Next morning we set off again to Denham, and Francois Peron National Park and spent two nights camped there.  There had been a lot of rain out at Peron Point and the camping areas the day before so it was a good decision to turn back the day before.  It was an interesting place, both at the end of the park - Peron Point and Skipjack Point, as well as a few lookouts along the coast before Denham where we could see humpback whales out to sea plus sharks, rays, and one dugong swimming in the shallow water and at the edges of the huge areas of sea grass.

We decided not to go the the highly publicised Monkey Mia to "swim with the dolphins".  They charge a fee just to get into the area and apparently once there it's all very "commercial" and you can't actually swim.  You can stand in the water up to about knee deep, and someone comes down with food for the dolphins, which will swim in close and around you if you are lucky.  This is done about 7:30am and a couple of times later in the morning if there are enough dolphins about.  We were advised that as most of them had babies, they were not coming in to shore much, and they were only doing the one feeding at 7:30.

After the National Park we went back again to Hamelin Pool Homestead - third night... because we also wanted to go to Steep Point, the most westerly point on the mainland, just to say we'd been there I guess.  We were lucky enough to get a camp site after being told the day before that it was booked out for the next 2 or 3 weeks.  They had a cancellation and we were there in time to get it.  It's a 'fun' drive in through the sand hills but it wasn't much fun camping that night.  Late in the afternoon the wind got up and by dinner time it was blowing a gale - one of the times we were glad of the extra feature our camper has of being able to slide the kitchen inside the tent, as well as the normal outside position.  We just heated up tinned Irish Stew and went to bed, but couldn't read in bed because I thought I'd be seasick we were being rocked around so much by the wind.
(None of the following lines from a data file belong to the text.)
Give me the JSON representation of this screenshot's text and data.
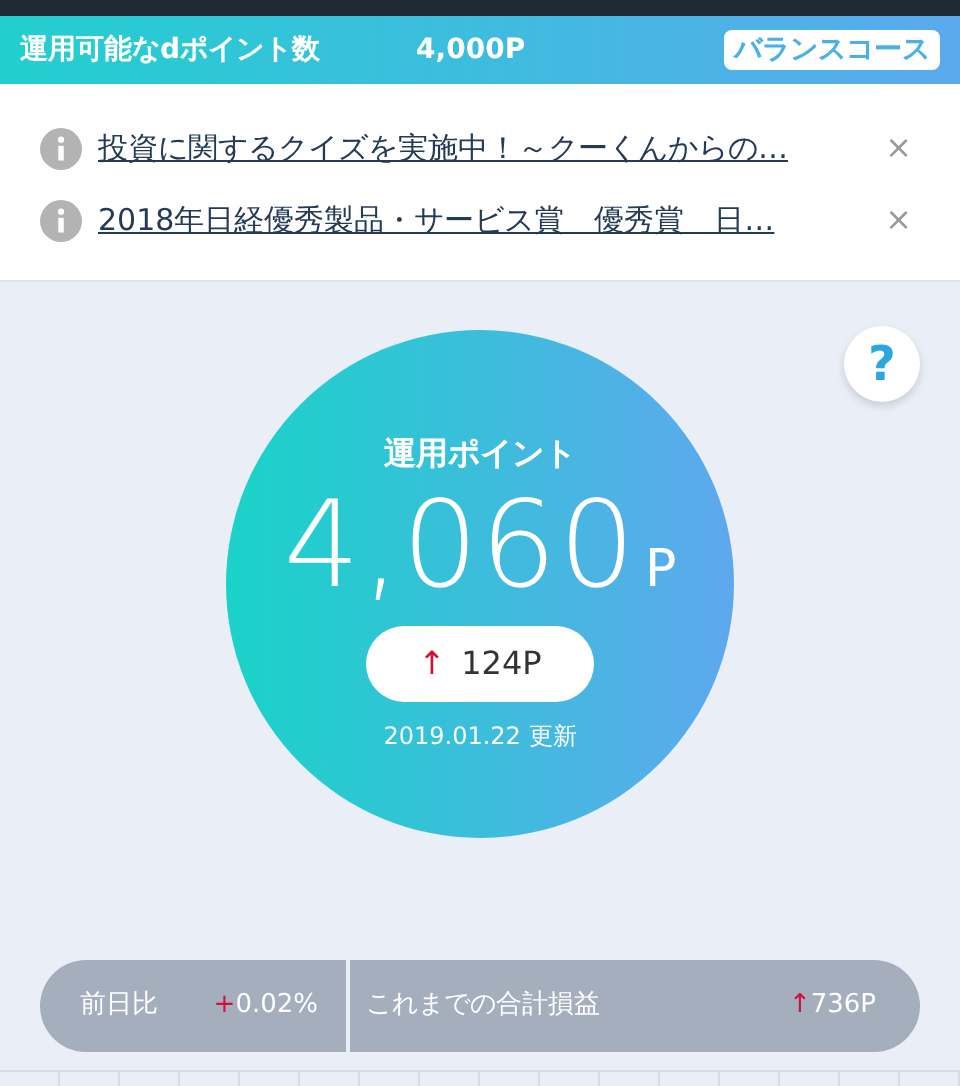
{
  "header": {
    "label": "運用可能なdポイント数",
    "value": "4,000P",
    "course": "バランスコース"
  },
  "notices": [
    {
      "text": "投資に関するクイズを実施中！～クーくんからの…",
      "close": "×"
    },
    {
      "text": "2018年日経優秀製品・サービス賞　優秀賞　日…",
      "close": "×"
    }
  ],
  "help": "?",
  "summary": {
    "title": "運用ポイント",
    "value": "4,060",
    "unit": "P",
    "change_mark": "↑",
    "change": "124P",
    "updated": "2019.01.22 更新"
  },
  "stats": [
    {
      "label": "前日比",
      "mark": "+",
      "value": "0.02%"
    },
    {
      "label": "これまでの合計損益",
      "mark": "↑",
      "value": "736P"
    }
  ]
}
After thorougly exploring the area, seeing the Zuytdorp Cliffs, False Entrance and another area of blowholes (which weren't blowing because the swell wasn't right) we headed back again to Hamelin Pool, planning to leave the next morning.  But ..... next day was Melbourne Cup and the property owners had organised a lunch, inviting some of their nearest neighbours (up to 60 kilometres away) and any of the campers who wanted to stay.  So we decided to stay, have a few drinks and a good time and stay for another night, making it five nights in all.  So hard to drag yourself away from some places!


When we finally got away we went to Kalbarri where we stayed three nights, seeing all the sights of the National Park and enjoying what was left of the famous wildflowers.  Although it is getting late in the season there were still quite a few very nice patches of colour.  And from there on there has been quite a bit of coloured flowering plants of all types along the roadside and out into the bush, where is is not under crops or being grazed.

Kalbarri is definitely the best of all the National Parks and also the most accessible.  There are a few very easy walks to some river gorges and even the climb to "The Window on the World" is not difficult.

After exploring everything there, we had a couple of days just relaxing at Coronation Bay where we caught up with people who had been at Ningaloo with us.  Then it was off to Geraldton for a 20,000k truck service and the usual grocery shopping etc.